In collaboration with the NextGeneration team, Taylor Wimpey held a tour of the Project 2020 prototype homes in Oxfordshire for the NextGeneration members on 12th September. Representatives from Barratt plc, Lendlease, Redrow Homes, Telford Homes and JLL saw first-hand how an innovative design competition came to fruition.
Dr Anthony Lavers, Sustainability Analyst at Taylor Wimpey explains Project2020 in more detail below.
“Project 2020’ is Taylor Wimpey’s response to a changing world – an opportunity to design and build homes that will meet the needs of our future customers and leverage the innovations changing the construction sector. Launched in 2016 with an architectural design competition run in partnership with the Royal Institute of British Architects (RIBA), ‘Project 2020’ aims to test new house type designs that are innovative, sustainable, and appealing to the changing needs of customers. Now, three years after receiving entries for the design of these ‘homes of the future’ from architectural practices around the world, we’ve finished construction and are embedding the lessons learnt in Taylor Wimpey’s future strategy.
Who won the design competition?
We received over 100 entries for the Project 2020 houses from architectural practices in 14 countries. In the end, however, our judging panel concluded that the ‘Infinite House’ designed by Open Studio Architects in London best achieved the project’s objectives.
What have we built?
We’ve built nine ‘Infinite House’ prototypes in three different parts of the country – five in Oxfordshire, two in Manchester and two in Glasgow. Each region has trialled different construction techniques. In Oxfordshire, the prototypes have been built from cross-laminated timber; in Glasgow, our West Scotland business has used both a traditional timber kit and an advanced closed panel timber kit; and in Manchester, we have used traditional masonry techniques.
What are the sustainability features of the houses?
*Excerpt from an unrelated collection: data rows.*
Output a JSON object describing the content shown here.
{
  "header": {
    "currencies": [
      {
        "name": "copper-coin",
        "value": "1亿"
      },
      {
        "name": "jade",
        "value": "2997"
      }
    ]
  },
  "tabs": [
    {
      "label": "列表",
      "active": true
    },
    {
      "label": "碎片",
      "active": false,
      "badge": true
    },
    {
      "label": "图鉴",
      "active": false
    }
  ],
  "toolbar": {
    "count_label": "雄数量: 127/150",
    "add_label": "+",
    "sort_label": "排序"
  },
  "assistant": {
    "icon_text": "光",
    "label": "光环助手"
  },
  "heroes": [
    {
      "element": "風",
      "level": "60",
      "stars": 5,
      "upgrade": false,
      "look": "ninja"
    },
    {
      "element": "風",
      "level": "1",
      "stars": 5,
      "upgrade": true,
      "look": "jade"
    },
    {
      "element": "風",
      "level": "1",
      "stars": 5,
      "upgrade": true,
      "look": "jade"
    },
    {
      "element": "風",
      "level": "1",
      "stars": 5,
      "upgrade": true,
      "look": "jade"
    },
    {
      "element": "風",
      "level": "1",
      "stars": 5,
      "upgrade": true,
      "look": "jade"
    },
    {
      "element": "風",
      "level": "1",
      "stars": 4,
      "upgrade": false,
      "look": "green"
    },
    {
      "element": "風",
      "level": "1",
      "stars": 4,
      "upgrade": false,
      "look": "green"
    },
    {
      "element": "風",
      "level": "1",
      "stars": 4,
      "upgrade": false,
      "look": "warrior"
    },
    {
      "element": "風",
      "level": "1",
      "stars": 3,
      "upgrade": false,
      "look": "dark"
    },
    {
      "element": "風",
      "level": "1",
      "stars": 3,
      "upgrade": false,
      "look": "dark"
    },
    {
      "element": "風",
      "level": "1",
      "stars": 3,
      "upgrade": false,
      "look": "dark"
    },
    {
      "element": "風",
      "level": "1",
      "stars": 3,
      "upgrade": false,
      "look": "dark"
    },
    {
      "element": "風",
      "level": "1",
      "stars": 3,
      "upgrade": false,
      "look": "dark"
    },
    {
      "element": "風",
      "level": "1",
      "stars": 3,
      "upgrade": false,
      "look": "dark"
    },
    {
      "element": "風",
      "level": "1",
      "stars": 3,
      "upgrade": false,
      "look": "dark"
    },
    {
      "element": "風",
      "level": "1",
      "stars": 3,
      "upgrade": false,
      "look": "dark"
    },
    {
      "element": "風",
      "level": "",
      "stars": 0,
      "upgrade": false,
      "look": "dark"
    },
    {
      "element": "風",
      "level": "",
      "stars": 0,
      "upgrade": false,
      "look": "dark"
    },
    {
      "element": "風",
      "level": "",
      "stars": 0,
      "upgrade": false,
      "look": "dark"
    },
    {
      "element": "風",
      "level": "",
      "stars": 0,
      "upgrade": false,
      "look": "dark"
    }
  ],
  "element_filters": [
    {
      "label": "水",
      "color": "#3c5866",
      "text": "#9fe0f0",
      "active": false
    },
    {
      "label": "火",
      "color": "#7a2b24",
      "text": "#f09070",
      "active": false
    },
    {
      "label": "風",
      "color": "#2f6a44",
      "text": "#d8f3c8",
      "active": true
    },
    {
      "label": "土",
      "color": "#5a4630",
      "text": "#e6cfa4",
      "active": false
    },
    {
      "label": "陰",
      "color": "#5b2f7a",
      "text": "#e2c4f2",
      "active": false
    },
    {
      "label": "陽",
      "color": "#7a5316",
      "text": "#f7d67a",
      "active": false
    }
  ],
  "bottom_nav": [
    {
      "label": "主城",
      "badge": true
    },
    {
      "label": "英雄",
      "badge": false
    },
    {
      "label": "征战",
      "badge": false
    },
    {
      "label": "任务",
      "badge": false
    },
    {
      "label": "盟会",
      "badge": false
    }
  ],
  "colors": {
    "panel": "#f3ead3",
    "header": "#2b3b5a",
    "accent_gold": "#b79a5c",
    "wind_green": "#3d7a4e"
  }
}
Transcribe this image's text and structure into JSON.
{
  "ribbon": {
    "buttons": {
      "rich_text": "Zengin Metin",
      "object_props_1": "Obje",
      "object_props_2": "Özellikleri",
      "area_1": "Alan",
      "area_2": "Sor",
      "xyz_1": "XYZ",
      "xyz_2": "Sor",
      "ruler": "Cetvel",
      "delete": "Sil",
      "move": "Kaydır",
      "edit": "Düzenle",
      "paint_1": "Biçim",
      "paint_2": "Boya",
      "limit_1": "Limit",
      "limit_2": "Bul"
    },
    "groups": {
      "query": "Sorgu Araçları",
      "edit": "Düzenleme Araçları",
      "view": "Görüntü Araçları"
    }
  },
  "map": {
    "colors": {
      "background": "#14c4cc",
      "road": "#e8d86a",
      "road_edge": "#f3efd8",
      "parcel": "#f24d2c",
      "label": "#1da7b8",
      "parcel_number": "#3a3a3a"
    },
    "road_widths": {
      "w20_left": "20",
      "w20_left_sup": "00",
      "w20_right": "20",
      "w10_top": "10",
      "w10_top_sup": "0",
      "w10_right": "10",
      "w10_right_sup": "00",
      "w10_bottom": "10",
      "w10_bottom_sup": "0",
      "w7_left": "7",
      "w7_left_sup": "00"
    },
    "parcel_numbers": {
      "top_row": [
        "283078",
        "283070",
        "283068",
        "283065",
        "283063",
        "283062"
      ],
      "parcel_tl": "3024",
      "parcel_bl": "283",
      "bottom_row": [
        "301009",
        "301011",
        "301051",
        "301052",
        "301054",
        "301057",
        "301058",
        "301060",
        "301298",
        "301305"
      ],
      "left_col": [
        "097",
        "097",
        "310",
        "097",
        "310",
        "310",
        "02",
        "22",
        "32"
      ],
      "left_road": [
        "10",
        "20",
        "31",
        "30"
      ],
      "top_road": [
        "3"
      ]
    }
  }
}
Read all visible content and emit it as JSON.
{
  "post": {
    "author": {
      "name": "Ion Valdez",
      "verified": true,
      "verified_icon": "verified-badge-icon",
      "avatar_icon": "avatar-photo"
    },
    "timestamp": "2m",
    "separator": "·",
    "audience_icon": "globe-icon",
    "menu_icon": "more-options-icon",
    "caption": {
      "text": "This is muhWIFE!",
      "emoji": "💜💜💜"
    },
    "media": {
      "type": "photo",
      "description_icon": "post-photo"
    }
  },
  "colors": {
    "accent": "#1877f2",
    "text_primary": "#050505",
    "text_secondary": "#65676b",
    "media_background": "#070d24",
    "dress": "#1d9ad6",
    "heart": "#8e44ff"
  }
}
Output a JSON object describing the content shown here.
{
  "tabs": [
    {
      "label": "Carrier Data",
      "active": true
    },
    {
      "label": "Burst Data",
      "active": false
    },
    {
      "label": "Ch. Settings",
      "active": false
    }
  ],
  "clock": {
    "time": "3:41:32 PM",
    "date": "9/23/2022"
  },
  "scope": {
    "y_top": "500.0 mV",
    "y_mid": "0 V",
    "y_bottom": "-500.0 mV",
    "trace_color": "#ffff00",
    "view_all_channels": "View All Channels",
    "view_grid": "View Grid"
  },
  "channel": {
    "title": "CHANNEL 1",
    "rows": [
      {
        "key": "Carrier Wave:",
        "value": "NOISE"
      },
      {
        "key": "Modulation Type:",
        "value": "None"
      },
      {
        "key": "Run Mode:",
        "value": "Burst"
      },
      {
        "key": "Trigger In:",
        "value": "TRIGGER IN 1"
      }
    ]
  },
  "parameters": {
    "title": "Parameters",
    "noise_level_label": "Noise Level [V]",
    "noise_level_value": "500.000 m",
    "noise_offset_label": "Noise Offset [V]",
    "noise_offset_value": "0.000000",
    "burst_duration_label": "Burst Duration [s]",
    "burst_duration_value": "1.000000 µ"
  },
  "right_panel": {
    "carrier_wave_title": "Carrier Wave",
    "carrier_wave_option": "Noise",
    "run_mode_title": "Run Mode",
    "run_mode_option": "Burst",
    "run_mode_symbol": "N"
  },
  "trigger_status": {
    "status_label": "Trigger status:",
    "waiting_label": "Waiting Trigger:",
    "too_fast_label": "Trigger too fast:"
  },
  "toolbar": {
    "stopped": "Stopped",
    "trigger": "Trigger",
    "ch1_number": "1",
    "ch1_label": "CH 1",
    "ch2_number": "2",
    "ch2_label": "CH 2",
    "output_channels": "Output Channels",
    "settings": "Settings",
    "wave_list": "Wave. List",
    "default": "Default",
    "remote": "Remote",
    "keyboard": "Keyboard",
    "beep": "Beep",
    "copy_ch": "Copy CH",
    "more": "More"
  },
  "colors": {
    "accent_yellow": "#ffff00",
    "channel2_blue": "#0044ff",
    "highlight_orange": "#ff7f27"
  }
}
We wanted the ‘Infinite House’ prototypes to be as sustainable as possible, in terms of their energy and carbon efficiency and their positive impact on the health and wellbeing of our customers. We’ve achieved these goals by making homes that approach Passivhaus standards for air tightness and by building with materials that have excellent insulation properties. For example, the prototypes in Oxfordshire use wood fibre insulation. In Glasgow, one prototype has been fitted with a Sunamp heat battery that is charged by a solar photovoltaic panel. The heat battery provides the home with hot water.
We’ve also considered the health and wellbeing of our customers. The houses are designed to be adaptable and to accommodate different lifestyles, and to allow as much natural light in as possible. Floor to ceiling heights are higher than in most new build homes. And we’ve provided substantial living and storage space for our customers.
What have we learnt?
A lot! We’ve trialled new construction methods and thought about how suitable they are for our business. We’ve asked customers what they think about the look and layout of the houses and used their feedback to help us design a new range of homes. We’ve also learnt about responding to the future needs of our customers. As a result of Project 2020, we believe we’re well-placed to continue building a proud legacy now and into the future.”